### [EXTRACTED RECORDS]
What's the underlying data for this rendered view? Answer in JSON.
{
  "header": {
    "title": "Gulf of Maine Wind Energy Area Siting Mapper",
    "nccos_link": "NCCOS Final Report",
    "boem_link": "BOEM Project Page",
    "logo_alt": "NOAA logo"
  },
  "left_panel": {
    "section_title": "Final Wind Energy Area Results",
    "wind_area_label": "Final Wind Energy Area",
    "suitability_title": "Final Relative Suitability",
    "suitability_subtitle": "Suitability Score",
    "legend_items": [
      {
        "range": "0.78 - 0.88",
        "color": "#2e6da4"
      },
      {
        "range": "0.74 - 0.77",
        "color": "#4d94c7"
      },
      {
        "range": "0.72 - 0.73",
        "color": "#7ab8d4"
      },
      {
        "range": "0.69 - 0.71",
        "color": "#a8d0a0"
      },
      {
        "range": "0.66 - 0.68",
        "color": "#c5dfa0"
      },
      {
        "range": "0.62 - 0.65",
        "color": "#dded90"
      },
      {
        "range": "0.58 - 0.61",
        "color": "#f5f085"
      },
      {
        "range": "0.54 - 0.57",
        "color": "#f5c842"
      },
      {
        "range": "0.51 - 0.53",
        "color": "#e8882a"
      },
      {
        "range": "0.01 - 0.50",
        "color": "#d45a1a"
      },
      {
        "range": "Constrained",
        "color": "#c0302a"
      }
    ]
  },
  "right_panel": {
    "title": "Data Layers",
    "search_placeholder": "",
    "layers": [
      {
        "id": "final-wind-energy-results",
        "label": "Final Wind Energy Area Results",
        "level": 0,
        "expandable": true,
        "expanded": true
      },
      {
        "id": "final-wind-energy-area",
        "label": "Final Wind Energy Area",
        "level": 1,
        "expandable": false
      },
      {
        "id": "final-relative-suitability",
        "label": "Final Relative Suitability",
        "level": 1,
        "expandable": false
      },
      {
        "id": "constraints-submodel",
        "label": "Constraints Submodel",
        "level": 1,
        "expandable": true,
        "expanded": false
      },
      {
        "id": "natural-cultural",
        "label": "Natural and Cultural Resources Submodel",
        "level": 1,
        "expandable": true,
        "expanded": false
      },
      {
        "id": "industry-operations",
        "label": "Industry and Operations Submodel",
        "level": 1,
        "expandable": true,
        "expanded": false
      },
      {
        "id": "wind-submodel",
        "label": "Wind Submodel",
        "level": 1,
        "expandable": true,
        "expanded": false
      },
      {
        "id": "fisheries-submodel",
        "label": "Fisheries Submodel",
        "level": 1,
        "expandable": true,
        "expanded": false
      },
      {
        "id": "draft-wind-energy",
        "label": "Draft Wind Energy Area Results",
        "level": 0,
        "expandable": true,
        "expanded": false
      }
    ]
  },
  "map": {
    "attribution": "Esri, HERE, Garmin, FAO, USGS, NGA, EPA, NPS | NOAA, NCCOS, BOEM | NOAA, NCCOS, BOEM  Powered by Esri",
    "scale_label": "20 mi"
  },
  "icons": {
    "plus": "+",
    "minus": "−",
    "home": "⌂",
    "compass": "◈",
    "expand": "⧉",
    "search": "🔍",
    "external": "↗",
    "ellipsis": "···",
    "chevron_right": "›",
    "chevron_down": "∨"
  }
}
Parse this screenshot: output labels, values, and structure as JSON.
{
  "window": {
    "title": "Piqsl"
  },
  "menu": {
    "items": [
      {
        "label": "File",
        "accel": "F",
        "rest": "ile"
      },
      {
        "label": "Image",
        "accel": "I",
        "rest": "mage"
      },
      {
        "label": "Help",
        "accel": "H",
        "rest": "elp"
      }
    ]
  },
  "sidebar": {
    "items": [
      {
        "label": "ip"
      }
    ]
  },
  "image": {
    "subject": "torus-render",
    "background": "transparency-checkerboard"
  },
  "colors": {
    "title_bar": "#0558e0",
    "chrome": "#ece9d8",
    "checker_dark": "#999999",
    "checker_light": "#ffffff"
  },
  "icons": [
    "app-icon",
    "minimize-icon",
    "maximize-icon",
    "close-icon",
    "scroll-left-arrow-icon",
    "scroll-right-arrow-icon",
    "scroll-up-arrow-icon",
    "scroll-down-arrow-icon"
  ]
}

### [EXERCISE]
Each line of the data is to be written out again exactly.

### [REPLY]
What's the underlying data for this rendered view? Answer in JSON.
{
  "header": {
    "title": "Gulf of Maine Wind Energy Area Siting Mapper",
    "nccos_link": "NCCOS Final Report",
    "boem_link": "BOEM Project Page",
    "logo_alt": "NOAA logo"
  },
  "left_panel": {
    "section_title": "Final Wind Energy Area Results",
    "wind_area_label": "Final Wind Energy Area",
    "suitability_title": "Final Relative Suitability",
    "suitability_subtitle": "Suitability Score",
    "legend_items": [
      {
        "range": "0.78 - 0.88",
        "color": "#2e6da4"
      },
      {
        "range": "0.74 - 0.77",
        "color": "#4d94c7"
      },
      {
        "range": "0.72 - 0.73",
        "color": "#7ab8d4"
      },
      {
        "range": "0.69 - 0.71",
        "color": "#a8d0a0"
      },
      {
        "range": "0.66 - 0.68",
        "color": "#c5dfa0"
      },
      {
        "range": "0.62 - 0.65",
        "color": "#dded90"
      },
      {
        "range": "0.58 - 0.61",
        "color": "#f5f085"
      },
      {
        "range": "0.54 - 0.57",
        "color": "#f5c842"
      },
      {
        "range": "0.51 - 0.53",
        "color": "#e8882a"
      },
      {
        "range": "0.01 - 0.50",
        "color": "#d45a1a"
      },
      {
        "range": "Constrained",
        "color": "#c0302a"
      }
    ]
  },
  "right_panel": {
    "title": "Data Layers",
    "search_placeholder": "",
    "layers": [
      {
        "id": "final-wind-energy-results",
        "label": "Final Wind Energy Area Results",
        "level": 0,
        "expandable": true,
        "expanded": true
      },
      {
        "id": "final-wind-energy-area",
        "label": "Final Wind Energy Area",
        "level": 1,
        "expandable": false
      },
      {
        "id": "final-relative-suitability",
        "label": "Final Relative Suitability",
        "level": 1,
        "expandable": false
      },
      {
        "id": "constraints-submodel",
        "label": "Constraints Submodel",
        "level": 1,
        "expandable": true,
        "expanded": false
      },
      {
        "id": "natural-cultural",
        "label": "Natural and Cultural Resources Submodel",
        "level": 1,
        "expandable": true,
        "expanded": false
      },
      {
        "id": "industry-operations",
        "label": "Industry and Operations Submodel",
        "level": 1,
        "expandable": true,
        "expanded": false
      },
      {
        "id": "wind-submodel",
        "label": "Wind Submodel",
        "level": 1,
        "expandable": true,
        "expanded": false
      },
      {
        "id": "fisheries-submodel",
        "label": "Fisheries Submodel",
        "level": 1,
        "expandable": true,
        "expanded": false
      },
      {
        "id": "draft-wind-energy",
        "label": "Draft Wind Energy Area Results",
        "level": 0,
        "expandable": true,
        "expanded": false
      }
    ]
  },
  "map": {
    "attribution": "Esri, HERE, Garmin, FAO, USGS, NGA, EPA, NPS | NOAA, NCCOS, BOEM | NOAA, NCCOS, BOEM  Powered by Esri",
    "scale_label": "20 mi"
  },
  "icons": {
    "plus": "+",
    "minus": "−",
    "home": "⌂",
    "compass": "◈",
    "expand": "⧉",
    "search": "🔍",
    "external": "↗",
    "ellipsis": "···",
    "chevron_right": "›",
    "chevron_down": "∨"
  }
}
Parse this screenshot: output labels, values, and structure as JSON.
{
  "window": {
    "title": "Piqsl"
  },
  "menu": {
    "items": [
      {
        "label": "File",
        "accel": "F",
        "rest": "ile"
      },
      {
        "label": "Image",
        "accel": "I",
        "rest": "mage"
      },
      {
        "label": "Help",
        "accel": "H",
        "rest": "elp"
      }
    ]
  },
  "sidebar": {
    "items": [
      {
        "label": "ip"
      }
    ]
  },
  "image": {
    "subject": "torus-render",
    "background": "transparency-checkerboard"
  },
  "colors": {
    "title_bar": "#0558e0",
    "chrome": "#ece9d8",
    "checker_dark": "#999999",
    "checker_light": "#ffffff"
  },
  "icons": [
    "app-icon",
    "minimize-icon",
    "maximize-icon",
    "close-icon",
    "scroll-left-arrow-icon",
    "scroll-right-arrow-icon",
    "scroll-up-arrow-icon",
    "scroll-down-arrow-icon"
  ]
}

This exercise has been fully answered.